Congratulations to everyone involved in Heritage Week, in particular the local volunteers, enthusiasts and Heritage Officers who help bring this great national event to life every year.

As someone who has produced audio Heritage Trails, and even led a group on a heritage walk, I know the excitement of having people interested in coming along to your event and hearing your insights and passion for your subject.

Now that you have your event in the planning phase, it’s also time to think about telling everyone about it.

As we all know, making a video is one of the best ways to reach your audience, especially on social media, and we know from the Heritage Council webinars, a video post brings almost 60% more engagement than a text post, or a post with a photograph.

So where do you start, if you want to make a video, likely on a tight budget, and limited experience?

Having trained dozens of community groups, small businesses and communications teams on mobile video making I know that once someone even with no experience is given the steps to take, that it’s then a matter of just doing it! 

So here are my tips for making your Heritage Week video – all without spending a fortune in equipment or time.

    1. Keep it simple.
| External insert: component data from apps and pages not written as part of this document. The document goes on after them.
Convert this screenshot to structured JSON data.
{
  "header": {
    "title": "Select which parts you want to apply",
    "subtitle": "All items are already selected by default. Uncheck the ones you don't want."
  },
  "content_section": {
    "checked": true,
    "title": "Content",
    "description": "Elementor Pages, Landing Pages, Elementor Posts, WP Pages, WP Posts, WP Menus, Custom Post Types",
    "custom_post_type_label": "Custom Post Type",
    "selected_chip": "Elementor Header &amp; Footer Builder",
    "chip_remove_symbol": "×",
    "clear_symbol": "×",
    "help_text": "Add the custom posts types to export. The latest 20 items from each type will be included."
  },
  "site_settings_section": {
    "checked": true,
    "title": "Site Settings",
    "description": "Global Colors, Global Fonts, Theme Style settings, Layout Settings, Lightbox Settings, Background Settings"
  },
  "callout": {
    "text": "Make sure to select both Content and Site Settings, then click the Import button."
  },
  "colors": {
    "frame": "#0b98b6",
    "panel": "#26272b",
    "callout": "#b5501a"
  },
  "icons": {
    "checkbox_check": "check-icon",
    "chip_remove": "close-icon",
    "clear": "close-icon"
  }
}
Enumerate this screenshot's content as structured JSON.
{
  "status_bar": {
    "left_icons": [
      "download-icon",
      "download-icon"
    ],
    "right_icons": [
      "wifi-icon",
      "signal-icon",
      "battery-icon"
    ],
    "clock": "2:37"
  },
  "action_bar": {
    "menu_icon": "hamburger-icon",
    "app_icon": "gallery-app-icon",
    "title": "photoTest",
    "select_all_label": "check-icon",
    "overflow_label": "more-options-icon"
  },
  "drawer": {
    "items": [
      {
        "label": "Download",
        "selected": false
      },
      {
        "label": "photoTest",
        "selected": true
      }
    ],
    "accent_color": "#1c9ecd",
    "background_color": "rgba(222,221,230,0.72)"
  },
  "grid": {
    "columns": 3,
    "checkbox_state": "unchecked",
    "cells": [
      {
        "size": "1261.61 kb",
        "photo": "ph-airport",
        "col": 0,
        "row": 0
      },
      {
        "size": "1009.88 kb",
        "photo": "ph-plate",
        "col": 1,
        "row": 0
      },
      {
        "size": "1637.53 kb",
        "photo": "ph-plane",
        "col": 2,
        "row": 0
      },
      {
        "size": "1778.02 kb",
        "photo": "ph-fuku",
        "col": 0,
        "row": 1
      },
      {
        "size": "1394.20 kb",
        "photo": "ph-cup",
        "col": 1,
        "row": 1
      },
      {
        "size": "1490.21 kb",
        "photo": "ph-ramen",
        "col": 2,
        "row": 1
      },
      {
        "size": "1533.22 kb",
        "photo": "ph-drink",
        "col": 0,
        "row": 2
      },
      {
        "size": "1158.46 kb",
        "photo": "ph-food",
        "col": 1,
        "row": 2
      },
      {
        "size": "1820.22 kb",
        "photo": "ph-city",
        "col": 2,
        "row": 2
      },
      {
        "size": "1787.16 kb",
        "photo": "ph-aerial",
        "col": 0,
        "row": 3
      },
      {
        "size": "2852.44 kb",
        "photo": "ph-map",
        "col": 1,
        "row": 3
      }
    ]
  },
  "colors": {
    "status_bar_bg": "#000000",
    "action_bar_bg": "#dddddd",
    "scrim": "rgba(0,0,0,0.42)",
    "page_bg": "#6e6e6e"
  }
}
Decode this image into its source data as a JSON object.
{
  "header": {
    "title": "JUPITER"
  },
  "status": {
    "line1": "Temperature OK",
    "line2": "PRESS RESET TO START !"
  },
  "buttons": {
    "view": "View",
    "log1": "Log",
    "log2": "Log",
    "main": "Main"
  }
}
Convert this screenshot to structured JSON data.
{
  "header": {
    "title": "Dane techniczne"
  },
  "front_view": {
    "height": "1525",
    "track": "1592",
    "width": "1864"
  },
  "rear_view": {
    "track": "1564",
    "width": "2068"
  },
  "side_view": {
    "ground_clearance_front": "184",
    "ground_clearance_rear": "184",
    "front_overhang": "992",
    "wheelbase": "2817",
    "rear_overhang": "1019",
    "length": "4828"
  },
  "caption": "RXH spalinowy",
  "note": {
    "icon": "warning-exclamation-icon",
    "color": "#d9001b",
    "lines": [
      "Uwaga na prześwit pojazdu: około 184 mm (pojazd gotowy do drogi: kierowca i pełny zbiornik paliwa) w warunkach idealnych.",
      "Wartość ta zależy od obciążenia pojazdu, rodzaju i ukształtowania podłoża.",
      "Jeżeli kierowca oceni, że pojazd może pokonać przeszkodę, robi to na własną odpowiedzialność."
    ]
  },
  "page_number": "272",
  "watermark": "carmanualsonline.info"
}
Using your smartphone, make a video with just one short recorded interview clip, one that only needs to be edited at the beginning and end, an edit that can be done on the phone without even using a separate editing app. Every smartphone these days has a good camera, with a Trim function included.
    2. Ask one question. An effective video is one  40-60 second clip in which someone talks about their event with energy.. So the question to ask is: “Tell me about the event you are planning for Heritage Week.”
    3. Prepare and rehearse the answer. I am not advising you to learn off the answer in advance, but the answer to the question could be planned to ensure you get the details into 30- 40 seconds or so, without having to edit it in the middle. Here’s an example: “We’re leading a Heritage Trail walk all around the town with (person leading the trail), to tell you all about the history of our town. It’s on (date here), at (time here), and we meet at (location here). It’s free, everyone can come, and it’s child friendly, and there’s no climbing involved. It’ll take about an hour. Looking forward to seeing you there. You can find out more at (website/Facebook/etc address to find out more).”
    4. Find someone who likes being in front of the camera!  There is no point in pushing a shy person in front of the camera, when what you want is someone enthusiastic and confident in engaging with your audience. There’s always one, and you can help them along using Tip 5.
    5. Record it a few times. This gives you a choice of the best one to use, that has the best sound, and is the steadiest. Good sound usually can’t be done outside without shelter or an additional microphone on your phone, and steady means you should use a selfie stick or a tripod to mount the phone on. Here’s a blog I wrote about smartphone microphones. 
    6. Use an editing app like InShot (android and iPhones) or iMovie (iPhones only), to add text to the video, if you feel confident you can. Don’t worry if you can’t – you can put more details into the social media post, or press release accompanying the video.

Once you have done those 6 steps, you are ready to tell the world about your event, with this great video. Share it on YouTube, Facebook and Instagram, and don’t forget Twitter too (using hashtags and tagging local collaborators). If you are sending details of your event to the local press or radio stations, be sure to add a link to your video. The local media all use video on their social media and websites, and they will be happy to share your video for you.

Good luck!

Aileen O’Meara is a Media Consultant and Trainer, and founder of the Rathdown Media Institute. 

She has developed the successful Mobile Video Storytelling self-guided and tutor-led online courses available at